Pushout trailers, Riggs says, are appropriate for three kinds of specialty applications: mobile transfer stations for small municipalities, hauling sludge, and hauling debris.
“A small municipality can collect solid waste in a pushout trailer with an auxiliary engine on the front and a roof with a 90-inch hydraulic opening in front, a side-swing door, and a rear tailgate rounded to withstand pressure. Residents bring garbage to the trailer and drop it into the roof opening if the trailer is in a pit, or into a small packer that ejects into the side of the trailer.
“The quantities coming in daily aren’t enough to fill the trailer. Each day the engine compresses the load, then pulls the blade to the front again, and people dump more stuff in. Once or twice a week it travels to the landfill and unloads.” In the evenings, transfer-station personnel can close the side door and roof to contain odors. Riggs says such a trailer must be fully enclosed and leak-resistant.
“A pushout trailer is good at containing leakage,” he notes, “so it’s a leak-proof way to haul sludge, which has a high water content, and it has excellent side and floor cleanout with wet materials. Typically this is an open-top application with a vinyl cover.”
Riggs recommends pushout trailers for hauling hurricane debris and construction and demolition waste because it’s the safest way to remove such debris from a trailer. “People are dropping stuff that you don’t want to drop into a live-floor trailer,” he says. “A pushout trailer can haul more cubic yards than a dump trailer, and keeping the trailer on the ground to unload is safer. Tree stumps and other hurricane debris want to hang up in a tipper trailer. So does big, bulky construction waste, such as boards, rebar, and piping."

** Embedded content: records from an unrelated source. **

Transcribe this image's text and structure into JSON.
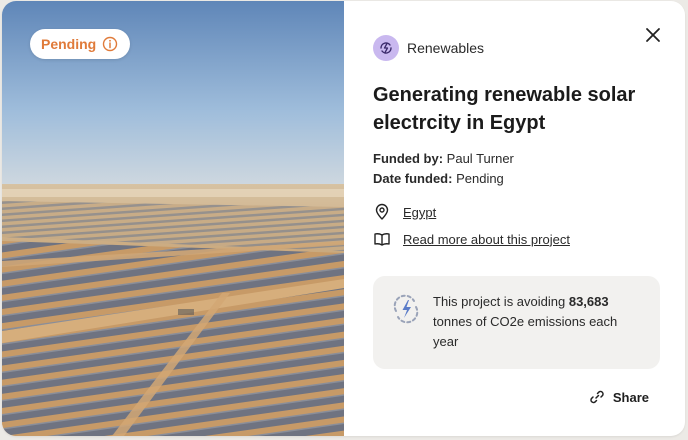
{
  "status": {
    "label": "Pending",
    "icon": "info-icon",
    "color": "#e07b3a"
  },
  "category": {
    "label": "Renewables",
    "icon": "renewables-icon",
    "icon_bg": "#c9b8ef"
  },
  "title": "Generating renewable solar electrcity in Egypt",
  "funding": {
    "funded_by_label": "Funded by:",
    "funded_by_value": "Paul Turner",
    "date_funded_label": "Date funded:",
    "date_funded_value": "Pending"
  },
  "links": {
    "location": {
      "label": "Egypt",
      "icon": "map-pin-icon"
    },
    "read_more": {
      "label": "Read more about this project",
      "icon": "book-icon"
    }
  },
  "impact": {
    "text_before": "This project is avoiding ",
    "amount": "83,683",
    "text_after": " tonnes of CO2e emissions each year",
    "icon": "lightning-recycle-icon"
  },
  "share": {
    "label": "Share",
    "icon": "link-icon"
  },
  "close": {
    "icon": "close-icon"
  }
}
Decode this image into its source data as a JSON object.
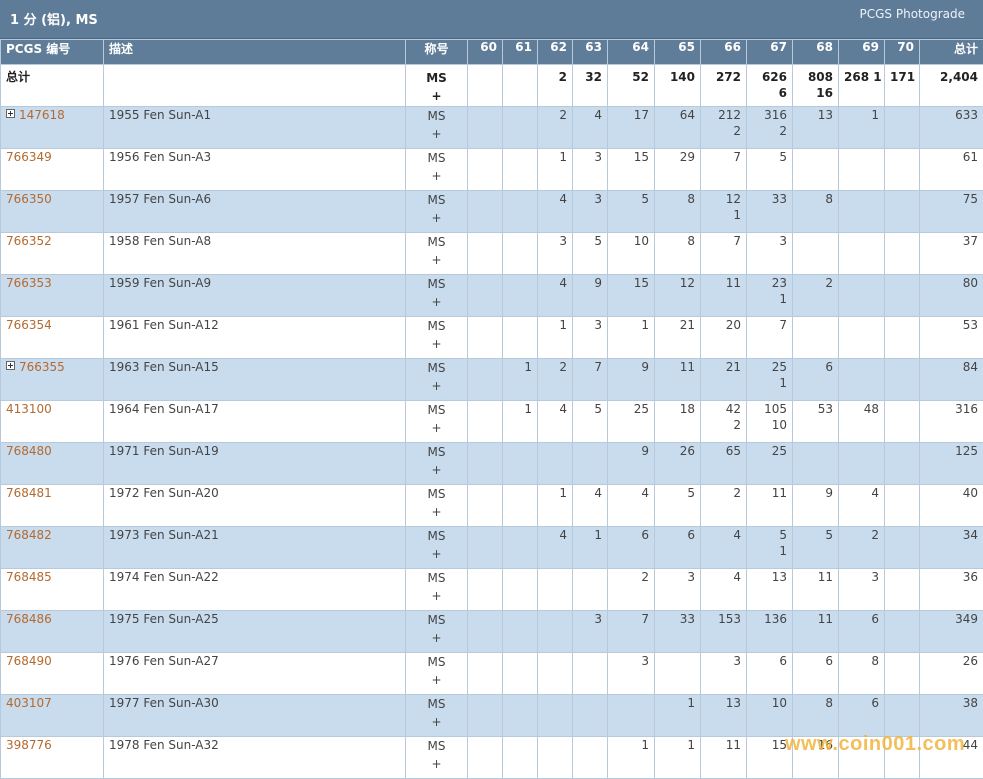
{
  "title": "1 分 (铝), MS",
  "brand": "PCGS Photograde",
  "headers": [
    "PCGS 编号",
    "描述",
    "称号",
    "60",
    "61",
    "62",
    "63",
    "64",
    "65",
    "66",
    "67",
    "68",
    "69",
    "70",
    "总计"
  ],
  "total": {
    "label": "总计",
    "designation": [
      "MS",
      "+"
    ],
    "grades": [
      "",
      "",
      "2",
      "32",
      "52",
      "140",
      "272",
      "626\n6",
      "808\n16",
      "268\n1",
      "171",
      ""
    ],
    "sum": "2,404"
  },
  "rows": [
    {
      "pcgs": "147618",
      "expand": true,
      "desc": "1955 Fen Sun-A1",
      "designation": [
        "MS",
        "+"
      ],
      "grades": [
        "",
        "",
        "2",
        "4",
        "17",
        "64",
        "212\n2",
        "316\n2",
        "13",
        "1",
        "",
        ""
      ],
      "total": "633"
    },
    {
      "pcgs": "766349",
      "expand": false,
      "desc": "1956 Fen Sun-A3",
      "designation": [
        "MS",
        "+"
      ],
      "grades": [
        "",
        "",
        "1",
        "3",
        "15",
        "29",
        "7",
        "5",
        "",
        "",
        "",
        ""
      ],
      "total": "61"
    },
    {
      "pcgs": "766350",
      "expand": false,
      "desc": "1957 Fen Sun-A6",
      "designation": [
        "MS",
        "+"
      ],
      "grades": [
        "",
        "",
        "4",
        "3",
        "5",
        "8",
        "12\n1",
        "33",
        "8",
        "",
        "",
        ""
      ],
      "total": "75"
    },
    {
      "pcgs": "766352",
      "expand": false,
      "desc": "1958 Fen Sun-A8",
      "designation": [
        "MS",
        "+"
      ],
      "grades": [
        "",
        "",
        "3",
        "5",
        "10",
        "8",
        "7",
        "3",
        "",
        "",
        "",
        ""
      ],
      "total": "37"
    },
    {
      "pcgs": "766353",
      "expand": false,
      "desc": "1959 Fen Sun-A9",
      "designation": [
        "MS",
        "+"
      ],
      "grades": [
        "",
        "",
        "4",
        "9",
        "15",
        "12",
        "11",
        "23\n1",
        "2",
        "",
        "",
        ""
      ],
      "total": "80"
    },
    {
      "pcgs": "766354",
      "expand": false,
      "desc": "1961 Fen Sun-A12",
      "designation": [
        "MS",
        "+"
      ],
      "grades": [
        "",
        "",
        "1",
        "3",
        "1",
        "21",
        "20",
        "7",
        "",
        "",
        "",
        ""
      ],
      "total": "53"
    },
    {
      "pcgs": "766355",
      "expand": true,
      "desc": "1963 Fen Sun-A15",
      "designation": [
        "MS",
        "+"
      ],
      "grades": [
        "",
        "1",
        "2",
        "7",
        "9",
        "11",
        "21",
        "25\n1",
        "6",
        "",
        "",
        ""
      ],
      "total": "84"
    },
    {
      "pcgs": "413100",
      "expand": false,
      "desc": "1964 Fen Sun-A17",
      "designation": [
        "MS",
        "+"
      ],
      "grades": [
        "",
        "1",
        "4",
        "5",
        "25",
        "18",
        "42\n2",
        "105\n10",
        "53",
        "48",
        "",
        ""
      ],
      "total": "316"
    },
    {
      "pcgs": "768480",
      "expand": false,
      "desc": "1971 Fen Sun-A19",
      "designation": [
        "MS",
        "+"
      ],
      "grades": [
        "",
        "",
        "",
        "",
        "9",
        "26",
        "65",
        "25",
        "",
        "",
        "",
        ""
      ],
      "total": "125"
    },
    {
      "pcgs": "768481",
      "expand": false,
      "desc": "1972 Fen Sun-A20",
      "designation": [
        "MS",
        "+"
      ],
      "grades": [
        "",
        "",
        "1",
        "4",
        "4",
        "5",
        "2",
        "11",
        "9",
        "4",
        "",
        ""
      ],
      "total": "40"
    },
    {
      "pcgs": "768482",
      "expand": false,
      "desc": "1973 Fen Sun-A21",
      "designation": [
        "MS",
        "+"
      ],
      "grades": [
        "",
        "",
        "4",
        "1",
        "6",
        "6",
        "4",
        "5\n1",
        "5",
        "2",
        "",
        ""
      ],
      "total": "34"
    },
    {
      "pcgs": "768485",
      "expand": false,
      "desc": "1974 Fen Sun-A22",
      "designation": [
        "MS",
        "+"
      ],
      "grades": [
        "",
        "",
        "",
        "",
        "2",
        "3",
        "4",
        "13",
        "11",
        "3",
        "",
        ""
      ],
      "total": "36"
    },
    {
      "pcgs": "768486",
      "expand": false,
      "desc": "1975 Fen Sun-A25",
      "designation": [
        "MS",
        "+"
      ],
      "grades": [
        "",
        "",
        "",
        "3",
        "7",
        "33",
        "153",
        "136",
        "11",
        "6",
        "",
        ""
      ],
      "total": "349"
    },
    {
      "pcgs": "768490",
      "expand": false,
      "desc": "1976 Fen Sun-A27",
      "designation": [
        "MS",
        "+"
      ],
      "grades": [
        "",
        "",
        "",
        "",
        "3",
        "",
        "3",
        "6",
        "6",
        "8",
        "",
        ""
      ],
      "total": "26"
    },
    {
      "pcgs": "403107",
      "expand": false,
      "desc": "1977 Fen Sun-A30",
      "designation": [
        "MS",
        "+"
      ],
      "grades": [
        "",
        "",
        "",
        "",
        "",
        "1",
        "13",
        "10",
        "8",
        "6",
        "",
        ""
      ],
      "total": "38"
    },
    {
      "pcgs": "398776",
      "expand": false,
      "desc": "1978 Fen Sun-A32",
      "designation": [
        "MS",
        "+"
      ],
      "grades": [
        "",
        "",
        "",
        "",
        "1",
        "1",
        "11",
        "15",
        "16",
        "",
        "",
        ""
      ],
      "total": "44"
    }
  ],
  "watermark": "www.coin001.com",
  "colors": {
    "header": "#5f7c98",
    "row_alt": "#c9dcee",
    "link": "#b36a30",
    "watermark": "#f1b43d"
  }
}
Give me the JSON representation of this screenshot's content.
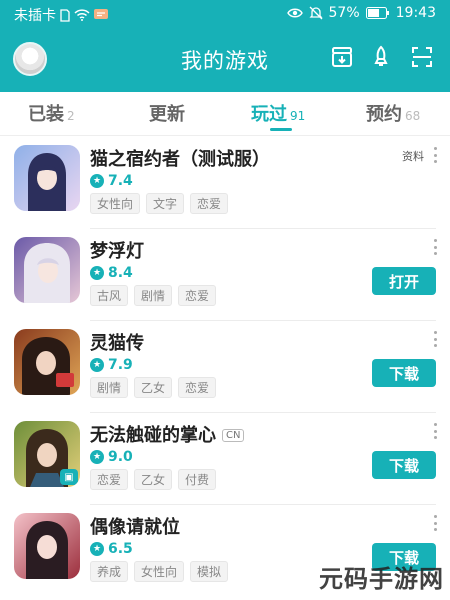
{
  "status_bar": {
    "carrier": "未插卡",
    "battery": "57%",
    "time": "19:43"
  },
  "header": {
    "title": "我的游戏",
    "icons": [
      "download-box-icon",
      "rocket-icon",
      "scan-icon"
    ]
  },
  "tabs": [
    {
      "label": "已装",
      "count": "2",
      "active": false
    },
    {
      "label": "更新",
      "count": "",
      "active": false
    },
    {
      "label": "玩过",
      "count": "91",
      "active": true
    },
    {
      "label": "预约",
      "count": "68",
      "active": false
    }
  ],
  "games": [
    {
      "name": "猫之宿约者（测试服）",
      "rating": "7.4",
      "tags": [
        "女性向",
        "文字",
        "恋爱"
      ],
      "info_link": "资料",
      "action": ""
    },
    {
      "name": "梦浮灯",
      "rating": "8.4",
      "tags": [
        "古风",
        "剧情",
        "恋爱"
      ],
      "info_link": "",
      "action": "打开"
    },
    {
      "name": "灵猫传",
      "rating": "7.9",
      "tags": [
        "剧情",
        "乙女",
        "恋爱"
      ],
      "info_link": "",
      "action": "下载"
    },
    {
      "name": "无法触碰的掌心",
      "badge": "CN",
      "rating": "9.0",
      "tags": [
        "恋爱",
        "乙女",
        "付费"
      ],
      "info_link": "",
      "action": "下载"
    },
    {
      "name": "偶像请就位",
      "rating": "6.5",
      "tags": [
        "养成",
        "女性向",
        "模拟"
      ],
      "info_link": "",
      "action": "下载"
    }
  ],
  "watermark": "元码手游网",
  "colors": {
    "accent": "#17b1b7",
    "text_primary": "#222222",
    "tag_text": "#888888"
  }
}
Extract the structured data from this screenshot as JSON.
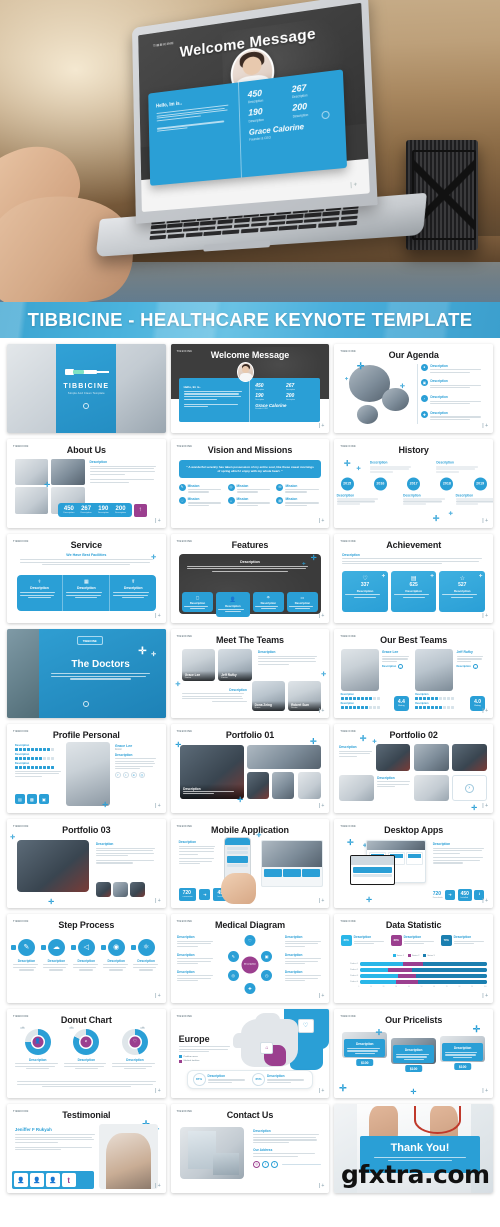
{
  "banner": {
    "title": "TIBBICINE - HEALTHCARE KEYNOTE TEMPLATE",
    "color": "#3fa9d4"
  },
  "hero": {
    "logo": "TIBBICINE",
    "slide_title": "Welcome Message",
    "greeting": "Hello, Im is..",
    "stats": [
      {
        "number": "450",
        "label": "Description"
      },
      {
        "number": "267",
        "label": "Description"
      },
      {
        "number": "190",
        "label": "Description"
      },
      {
        "number": "200",
        "label": "Description"
      }
    ],
    "person_name": "Grace Calorine",
    "person_role": "Founder & CEO",
    "pager": "| +"
  },
  "theme": {
    "primary": "#2a9fd6",
    "primary_dark": "#1b7fb0",
    "magenta": "#9b3f8f",
    "dark": "#3d3d3d",
    "text": "#1d1d1f"
  },
  "common": {
    "logo": "TIBBICINE",
    "pager": "| +",
    "description": "Description",
    "mission": "Mission"
  },
  "slides": [
    {
      "id": 1,
      "title": "TIBBICINE",
      "subtitle": "Simple And Clean Template",
      "kind": "cover"
    },
    {
      "id": 2,
      "title": "Welcome Message",
      "kind": "welcome"
    },
    {
      "id": 3,
      "title": "Our Agenda",
      "kind": "agenda"
    },
    {
      "id": 4,
      "title": "About Us",
      "kind": "about"
    },
    {
      "id": 5,
      "title": "Vision and Missions",
      "kind": "vision"
    },
    {
      "id": 6,
      "title": "History",
      "kind": "history"
    },
    {
      "id": 7,
      "title": "Service",
      "kind": "service"
    },
    {
      "id": 8,
      "title": "Features",
      "kind": "features"
    },
    {
      "id": 9,
      "title": "Achievement",
      "kind": "achievement"
    },
    {
      "id": 10,
      "title": "The Doctors",
      "kind": "doctors-cover"
    },
    {
      "id": 11,
      "title": "Meet The Teams",
      "kind": "meet-teams"
    },
    {
      "id": 12,
      "title": "Our Best Teams",
      "kind": "best-teams"
    },
    {
      "id": 13,
      "title": "Profile Personal",
      "kind": "profile"
    },
    {
      "id": 14,
      "title": "Portfolio 01",
      "kind": "portfolio1"
    },
    {
      "id": 15,
      "title": "Portfolio 02",
      "kind": "portfolio2"
    },
    {
      "id": 16,
      "title": "Portfolio 03",
      "kind": "portfolio3"
    },
    {
      "id": 17,
      "title": "Mobile Application",
      "kind": "mobile"
    },
    {
      "id": 18,
      "title": "Desktop Apps",
      "kind": "desktop"
    },
    {
      "id": 19,
      "title": "Step Process",
      "kind": "steps"
    },
    {
      "id": 20,
      "title": "Medical Diagram",
      "kind": "diagram"
    },
    {
      "id": 21,
      "title": "Data Statistic",
      "kind": "statistic"
    },
    {
      "id": 22,
      "title": "Donut Chart",
      "kind": "donut"
    },
    {
      "id": 23,
      "title": "Europe",
      "kind": "europe"
    },
    {
      "id": 24,
      "title": "Our Pricelists",
      "kind": "pricelists"
    },
    {
      "id": 25,
      "title": "Testimonial",
      "kind": "testimonial"
    },
    {
      "id": 26,
      "title": "Contact Us",
      "kind": "contact"
    },
    {
      "id": 27,
      "title": "Thank You!",
      "kind": "thankyou"
    }
  ],
  "about": {
    "stats": [
      {
        "number": "450",
        "label": "Description"
      },
      {
        "number": "267",
        "label": "Description"
      },
      {
        "number": "190",
        "label": "Description"
      },
      {
        "number": "200",
        "label": "Description"
      }
    ]
  },
  "vision": {
    "quote": "\" A wonderful serenity has taken possession of my entire soul, like these sweet mornings of spring which I enjoy with my whole heart. \"",
    "missions": [
      "Mission",
      "Mission",
      "Mission",
      "Mission",
      "Mission",
      "Mission"
    ]
  },
  "history": {
    "years": [
      "2015",
      "2016",
      "2017",
      "2018",
      "2019"
    ]
  },
  "service": {
    "subtitle": "We Have Best Facilities"
  },
  "achievement": {
    "values": [
      "337",
      "625",
      "527"
    ]
  },
  "best_teams": {
    "members": [
      {
        "name": "Grace Lee",
        "role": "Doctor",
        "rating": "4.4",
        "rating_label": "Rating"
      },
      {
        "name": "Jeff Rufky",
        "role": "Doctor",
        "rating": "4.0",
        "rating_label": "Rating"
      }
    ]
  },
  "meet_teams": {
    "members": [
      {
        "name": "Grace Lee",
        "role": "Doctor"
      },
      {
        "name": "Jeff Rufky",
        "role": "Doctor"
      },
      {
        "name": "Dona Zeing",
        "role": "Nurse"
      },
      {
        "name": "Robert Sum",
        "role": "Doctor"
      }
    ]
  },
  "profile": {
    "name": "Grace Lee",
    "role": "Doctor"
  },
  "mobile": {
    "stats": [
      {
        "number": "720",
        "label": "Downloads"
      },
      {
        "number": "450",
        "label": "Installed"
      }
    ]
  },
  "desktop": {
    "stats": [
      {
        "number": "720",
        "label": "Downloads"
      },
      {
        "number": "450",
        "label": "Installed"
      }
    ]
  },
  "europe": {
    "legend": [
      "Problem areas",
      "Medical facilities"
    ],
    "stats": [
      {
        "value": "87%",
        "label": "Description"
      },
      {
        "value": "65%",
        "label": "Description"
      }
    ]
  },
  "pricelists": {
    "prices": [
      "$100",
      "$100",
      "$100"
    ]
  },
  "testimonial": {
    "name": "Jeniffer F Rukyah"
  },
  "contact": {
    "address_label": "Our Address"
  },
  "thankyou": {
    "text": "Thank You!"
  },
  "watermark": "gfxtra.com",
  "chart_data": {
    "type": "bar",
    "title": "Data Statistic",
    "orientation": "horizontal",
    "stacked": true,
    "categories": [
      "Product 1",
      "Product 2",
      "Product 3",
      "Product 4"
    ],
    "series": [
      {
        "name": "Series 1",
        "color": "#29b6e8",
        "values": [
          34,
          22,
          30,
          28
        ]
      },
      {
        "name": "Series 2",
        "color": "#9b3f8f",
        "values": [
          16,
          19,
          14,
          18
        ]
      },
      {
        "name": "Series 3",
        "color": "#1b7fb0",
        "values": [
          50,
          59,
          56,
          54
        ]
      }
    ],
    "legend_position": "top",
    "xlabel": "",
    "ylabel": "",
    "xlim": [
      0,
      100
    ],
    "grid": false,
    "cards": [
      {
        "value": "80%",
        "label": "Description",
        "color": "#29b6e8"
      },
      {
        "value": "60%",
        "label": "Description",
        "color": "#9b3f8f"
      },
      {
        "value": "70%",
        "label": "Description",
        "color": "#1b7fb0"
      }
    ]
  },
  "donut_chart_data": {
    "type": "pie",
    "title": "Donut Chart",
    "charts": [
      {
        "label": "Description",
        "value": 75,
        "rest": 25,
        "color": "#2a9fd6"
      },
      {
        "label": "Description",
        "value": 82,
        "rest": 18,
        "color": "#2a9fd6"
      },
      {
        "label": "Description",
        "value": 45,
        "rest": 55,
        "color": "#2a9fd6"
      }
    ]
  }
}
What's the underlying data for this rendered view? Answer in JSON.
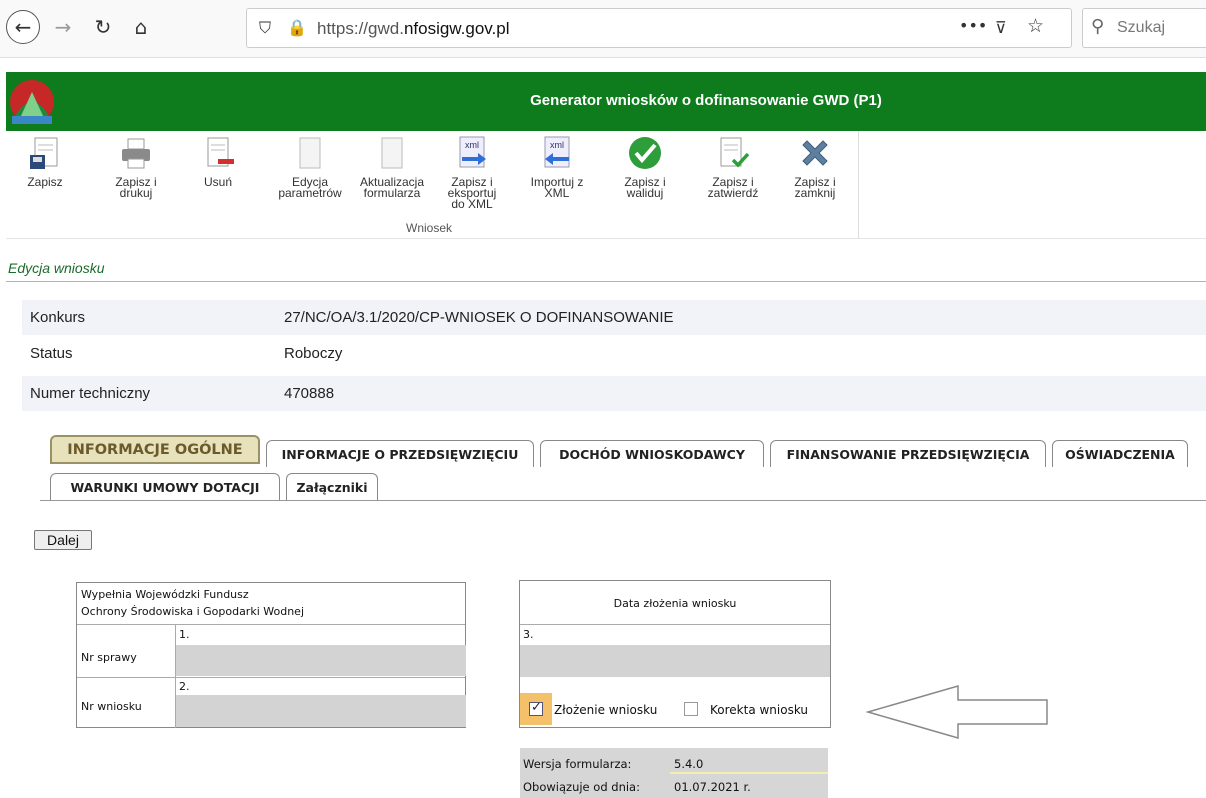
{
  "browser": {
    "url_prefix": "https://gwd.",
    "url_domain": "nfosigw.gov.pl",
    "search_placeholder": "Szukaj",
    "more_icon": "•••"
  },
  "header": {
    "title": "Generator wniosków o dofinansowanie GWD (P1)"
  },
  "toolbar": {
    "buttons": [
      {
        "label": "Zapisz",
        "icon": "save-icon"
      },
      {
        "label": "Zapisz i\ndrukuj",
        "icon": "print-icon"
      },
      {
        "label": "Usuń",
        "icon": "delete-icon"
      },
      {
        "label": "Edycja\nparametrów",
        "icon": "blank-doc-icon"
      },
      {
        "label": "Aktualizacja\nformularza",
        "icon": "blank-doc-icon"
      },
      {
        "label": "Zapisz i\neksportuj\ndo XML",
        "icon": "xml-export-icon"
      },
      {
        "label": "Importuj z\nXML",
        "icon": "xml-import-icon"
      },
      {
        "label": "Zapisz i\nwaliduj",
        "icon": "check-icon"
      },
      {
        "label": "Zapisz i\nzatwierdź",
        "icon": "approve-icon"
      },
      {
        "label": "Zapisz i\nzamknij",
        "icon": "close-icon"
      }
    ],
    "xml_badge": "xml",
    "group_label": "Wniosek"
  },
  "section_title": "Edycja wniosku",
  "info": [
    {
      "key": "Konkurs",
      "value": "27/NC/OA/3.1/2020/CP-WNIOSEK O DOFINANSOWANIE"
    },
    {
      "key": "Status",
      "value": "Roboczy"
    },
    {
      "key": "Numer techniczny",
      "value": "470888"
    }
  ],
  "tabs_row1": [
    "INFORMACJE OGÓLNE",
    "INFORMACJE O PRZEDSIĘWZIĘCIU",
    "DOCHÓD WNIOSKODAWCY",
    "FINANSOWANIE PRZEDSIĘWZIĘCIA",
    "OŚWIADCZENIA"
  ],
  "tabs_row2": [
    "WARUNKI UMOWY DOTACJI",
    "Załączniki"
  ],
  "active_tab": "INFORMACJE OGÓLNE",
  "dalej_label": "Dalej",
  "form_left": {
    "header_line1": "Wypełnia Wojewódzki Fundusz",
    "header_line2": "Ochrony Środowiska i Gopodarki Wodnej",
    "field1_num": "1.",
    "field1_label": "Nr sprawy",
    "field2_num": "2.",
    "field2_label": "Nr wniosku"
  },
  "form_right": {
    "header": "Data złożenia wniosku",
    "field3_num": "3.",
    "check1_label": "Złożenie wniosku",
    "check1_checked": true,
    "check2_label": "Korekta wniosku",
    "check2_checked": false
  },
  "version": {
    "label1": "Wersja formularza:",
    "value1": "5.4.0",
    "label2": "Obowiązuje od dnia:",
    "value2": "01.07.2021 r."
  },
  "colors": {
    "header_green": "#0e7b1c",
    "active_tab_bg": "#e7e1bc",
    "highlight_orange": "#f5c06a"
  }
}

Author's Bio: George Leposky is a science and technology writer based in Miami, FL.